Segment Start: EXERCISE INPUTS

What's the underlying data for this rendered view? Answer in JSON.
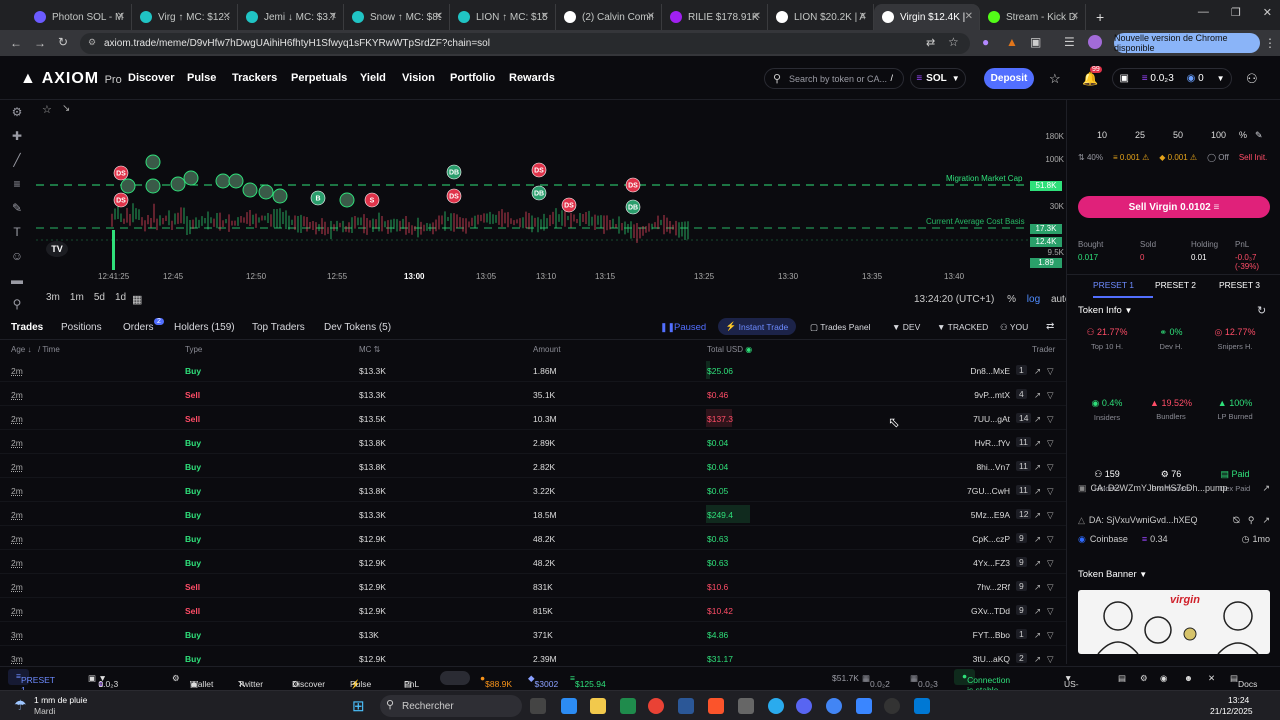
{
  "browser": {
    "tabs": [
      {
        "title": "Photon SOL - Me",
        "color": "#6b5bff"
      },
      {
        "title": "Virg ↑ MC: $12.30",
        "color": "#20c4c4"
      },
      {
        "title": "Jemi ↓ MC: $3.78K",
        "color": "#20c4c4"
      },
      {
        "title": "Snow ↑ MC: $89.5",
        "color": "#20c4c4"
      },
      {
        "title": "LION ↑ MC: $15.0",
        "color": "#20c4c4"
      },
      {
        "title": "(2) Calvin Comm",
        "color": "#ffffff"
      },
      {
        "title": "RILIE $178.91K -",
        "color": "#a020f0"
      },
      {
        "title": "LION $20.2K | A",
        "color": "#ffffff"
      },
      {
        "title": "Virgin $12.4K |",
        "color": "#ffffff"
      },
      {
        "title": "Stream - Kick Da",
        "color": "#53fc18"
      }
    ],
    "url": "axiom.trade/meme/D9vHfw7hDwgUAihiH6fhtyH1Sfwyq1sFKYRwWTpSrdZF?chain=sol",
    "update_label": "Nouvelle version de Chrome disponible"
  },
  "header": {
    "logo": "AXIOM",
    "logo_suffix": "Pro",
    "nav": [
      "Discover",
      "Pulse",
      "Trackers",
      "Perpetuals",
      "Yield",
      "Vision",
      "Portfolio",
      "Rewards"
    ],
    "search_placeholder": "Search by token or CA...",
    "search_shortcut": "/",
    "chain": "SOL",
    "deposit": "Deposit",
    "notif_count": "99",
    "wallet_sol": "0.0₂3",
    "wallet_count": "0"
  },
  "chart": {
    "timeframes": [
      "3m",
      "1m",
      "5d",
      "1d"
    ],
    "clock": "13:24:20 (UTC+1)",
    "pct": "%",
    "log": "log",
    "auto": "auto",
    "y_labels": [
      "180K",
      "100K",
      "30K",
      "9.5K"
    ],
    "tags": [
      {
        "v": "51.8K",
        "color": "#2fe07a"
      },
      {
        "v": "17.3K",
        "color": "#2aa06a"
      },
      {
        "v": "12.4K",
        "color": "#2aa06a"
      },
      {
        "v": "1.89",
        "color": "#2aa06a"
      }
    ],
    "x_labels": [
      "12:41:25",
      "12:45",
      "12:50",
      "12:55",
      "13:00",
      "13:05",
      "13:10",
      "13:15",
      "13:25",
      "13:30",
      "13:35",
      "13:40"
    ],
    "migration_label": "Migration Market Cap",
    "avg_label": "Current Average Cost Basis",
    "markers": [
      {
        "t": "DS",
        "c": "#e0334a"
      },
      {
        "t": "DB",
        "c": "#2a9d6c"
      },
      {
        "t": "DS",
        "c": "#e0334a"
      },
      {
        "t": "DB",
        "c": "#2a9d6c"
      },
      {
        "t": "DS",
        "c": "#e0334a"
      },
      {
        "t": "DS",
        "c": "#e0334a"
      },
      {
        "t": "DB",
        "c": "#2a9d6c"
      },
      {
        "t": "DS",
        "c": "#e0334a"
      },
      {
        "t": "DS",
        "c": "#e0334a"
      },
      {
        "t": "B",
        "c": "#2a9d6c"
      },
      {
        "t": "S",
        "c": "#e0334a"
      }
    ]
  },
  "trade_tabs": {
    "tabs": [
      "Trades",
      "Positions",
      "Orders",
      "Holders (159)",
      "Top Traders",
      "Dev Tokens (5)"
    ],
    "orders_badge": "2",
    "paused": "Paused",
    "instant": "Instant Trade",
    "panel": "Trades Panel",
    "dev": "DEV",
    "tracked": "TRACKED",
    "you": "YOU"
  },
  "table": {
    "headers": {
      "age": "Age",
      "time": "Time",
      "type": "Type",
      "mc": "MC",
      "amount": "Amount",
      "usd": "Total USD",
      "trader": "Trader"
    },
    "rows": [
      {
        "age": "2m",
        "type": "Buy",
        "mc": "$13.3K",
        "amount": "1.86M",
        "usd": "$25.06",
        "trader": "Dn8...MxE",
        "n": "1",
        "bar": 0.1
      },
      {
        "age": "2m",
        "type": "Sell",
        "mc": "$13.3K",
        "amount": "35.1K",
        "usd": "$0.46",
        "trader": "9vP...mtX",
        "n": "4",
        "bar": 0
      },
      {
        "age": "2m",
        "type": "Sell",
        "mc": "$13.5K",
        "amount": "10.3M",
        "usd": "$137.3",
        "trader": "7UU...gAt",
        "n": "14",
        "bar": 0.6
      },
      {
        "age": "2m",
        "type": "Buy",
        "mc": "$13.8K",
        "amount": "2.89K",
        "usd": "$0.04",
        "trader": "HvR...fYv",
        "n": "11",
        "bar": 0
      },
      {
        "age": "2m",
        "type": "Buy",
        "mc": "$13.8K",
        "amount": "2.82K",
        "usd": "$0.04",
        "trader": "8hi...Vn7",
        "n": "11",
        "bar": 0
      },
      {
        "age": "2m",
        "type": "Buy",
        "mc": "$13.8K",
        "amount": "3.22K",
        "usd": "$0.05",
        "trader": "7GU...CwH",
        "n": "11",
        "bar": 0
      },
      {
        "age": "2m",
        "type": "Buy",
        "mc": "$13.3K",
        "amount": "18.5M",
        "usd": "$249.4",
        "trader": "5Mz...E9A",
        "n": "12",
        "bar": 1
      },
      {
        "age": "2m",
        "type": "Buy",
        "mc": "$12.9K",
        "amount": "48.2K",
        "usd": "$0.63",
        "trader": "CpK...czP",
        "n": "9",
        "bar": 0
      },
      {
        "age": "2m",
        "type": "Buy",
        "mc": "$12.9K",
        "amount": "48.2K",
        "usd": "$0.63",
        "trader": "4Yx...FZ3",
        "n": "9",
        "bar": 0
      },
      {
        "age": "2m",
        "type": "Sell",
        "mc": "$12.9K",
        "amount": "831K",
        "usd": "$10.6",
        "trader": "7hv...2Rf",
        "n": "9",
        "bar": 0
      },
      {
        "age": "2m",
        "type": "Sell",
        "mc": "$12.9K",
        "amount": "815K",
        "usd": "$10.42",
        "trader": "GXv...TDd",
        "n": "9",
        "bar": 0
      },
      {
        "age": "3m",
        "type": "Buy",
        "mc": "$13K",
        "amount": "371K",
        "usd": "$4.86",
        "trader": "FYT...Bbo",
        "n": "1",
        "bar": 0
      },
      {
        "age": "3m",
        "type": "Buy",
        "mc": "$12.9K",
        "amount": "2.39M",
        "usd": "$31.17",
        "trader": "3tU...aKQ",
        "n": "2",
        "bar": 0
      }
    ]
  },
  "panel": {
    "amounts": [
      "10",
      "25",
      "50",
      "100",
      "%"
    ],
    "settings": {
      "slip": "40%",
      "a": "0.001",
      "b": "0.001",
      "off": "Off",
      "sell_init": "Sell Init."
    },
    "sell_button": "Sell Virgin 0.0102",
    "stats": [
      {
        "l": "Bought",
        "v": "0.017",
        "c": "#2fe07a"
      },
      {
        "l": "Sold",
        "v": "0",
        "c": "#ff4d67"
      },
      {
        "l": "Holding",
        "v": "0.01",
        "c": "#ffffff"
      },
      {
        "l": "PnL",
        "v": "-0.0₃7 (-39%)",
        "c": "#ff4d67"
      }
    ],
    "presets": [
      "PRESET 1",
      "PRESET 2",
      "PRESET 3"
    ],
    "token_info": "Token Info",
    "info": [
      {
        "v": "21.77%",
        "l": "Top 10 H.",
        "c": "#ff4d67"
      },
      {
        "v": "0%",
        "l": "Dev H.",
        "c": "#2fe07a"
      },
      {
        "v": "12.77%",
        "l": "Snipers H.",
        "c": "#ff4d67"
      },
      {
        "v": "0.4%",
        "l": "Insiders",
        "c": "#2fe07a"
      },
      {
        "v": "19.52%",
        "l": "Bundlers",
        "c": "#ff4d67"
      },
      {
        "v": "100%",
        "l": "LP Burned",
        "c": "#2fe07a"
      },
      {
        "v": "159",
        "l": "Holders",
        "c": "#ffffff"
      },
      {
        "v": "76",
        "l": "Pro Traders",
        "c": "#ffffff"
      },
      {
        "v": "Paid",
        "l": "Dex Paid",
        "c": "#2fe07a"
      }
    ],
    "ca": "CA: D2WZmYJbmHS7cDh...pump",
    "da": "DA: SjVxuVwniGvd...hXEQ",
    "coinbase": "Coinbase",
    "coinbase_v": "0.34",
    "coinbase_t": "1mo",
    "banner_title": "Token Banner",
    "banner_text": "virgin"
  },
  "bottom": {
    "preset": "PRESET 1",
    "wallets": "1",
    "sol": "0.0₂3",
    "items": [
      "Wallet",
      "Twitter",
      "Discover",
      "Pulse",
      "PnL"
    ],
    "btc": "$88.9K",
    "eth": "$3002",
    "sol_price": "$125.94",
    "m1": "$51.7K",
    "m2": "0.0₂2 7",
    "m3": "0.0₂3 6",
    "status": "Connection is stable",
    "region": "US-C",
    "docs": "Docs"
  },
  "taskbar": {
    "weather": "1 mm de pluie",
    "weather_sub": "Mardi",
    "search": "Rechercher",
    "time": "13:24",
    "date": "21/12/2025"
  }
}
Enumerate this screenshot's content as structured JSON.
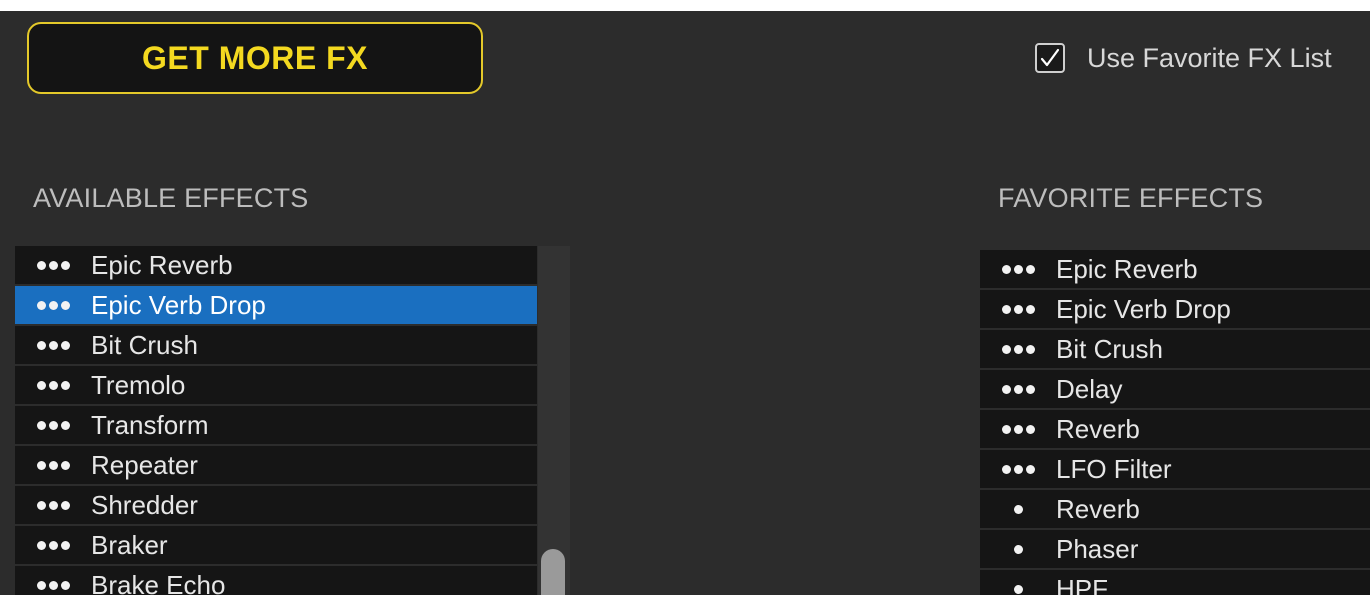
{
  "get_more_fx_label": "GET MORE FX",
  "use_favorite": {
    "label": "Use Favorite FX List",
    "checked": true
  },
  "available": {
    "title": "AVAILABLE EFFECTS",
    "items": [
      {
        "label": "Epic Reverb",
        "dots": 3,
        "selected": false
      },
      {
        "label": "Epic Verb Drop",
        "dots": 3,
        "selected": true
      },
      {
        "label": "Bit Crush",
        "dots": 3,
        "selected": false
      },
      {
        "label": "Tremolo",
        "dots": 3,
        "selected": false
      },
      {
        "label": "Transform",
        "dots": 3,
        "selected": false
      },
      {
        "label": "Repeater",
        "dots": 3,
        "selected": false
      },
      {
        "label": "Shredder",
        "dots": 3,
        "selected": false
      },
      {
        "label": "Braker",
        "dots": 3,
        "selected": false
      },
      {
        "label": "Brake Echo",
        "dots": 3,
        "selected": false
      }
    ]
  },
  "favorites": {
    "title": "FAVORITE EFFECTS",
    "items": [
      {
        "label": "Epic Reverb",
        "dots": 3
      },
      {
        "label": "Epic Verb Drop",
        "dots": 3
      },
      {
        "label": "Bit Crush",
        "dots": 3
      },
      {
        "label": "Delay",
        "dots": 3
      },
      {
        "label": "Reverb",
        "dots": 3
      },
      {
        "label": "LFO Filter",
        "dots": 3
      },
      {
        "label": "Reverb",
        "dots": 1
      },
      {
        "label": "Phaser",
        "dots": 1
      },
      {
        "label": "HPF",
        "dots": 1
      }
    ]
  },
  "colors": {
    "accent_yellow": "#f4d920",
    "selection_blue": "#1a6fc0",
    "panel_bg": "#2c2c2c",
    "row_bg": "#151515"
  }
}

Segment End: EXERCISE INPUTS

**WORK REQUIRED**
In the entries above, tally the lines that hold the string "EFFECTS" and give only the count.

**EXPECTED OUTPUT**
2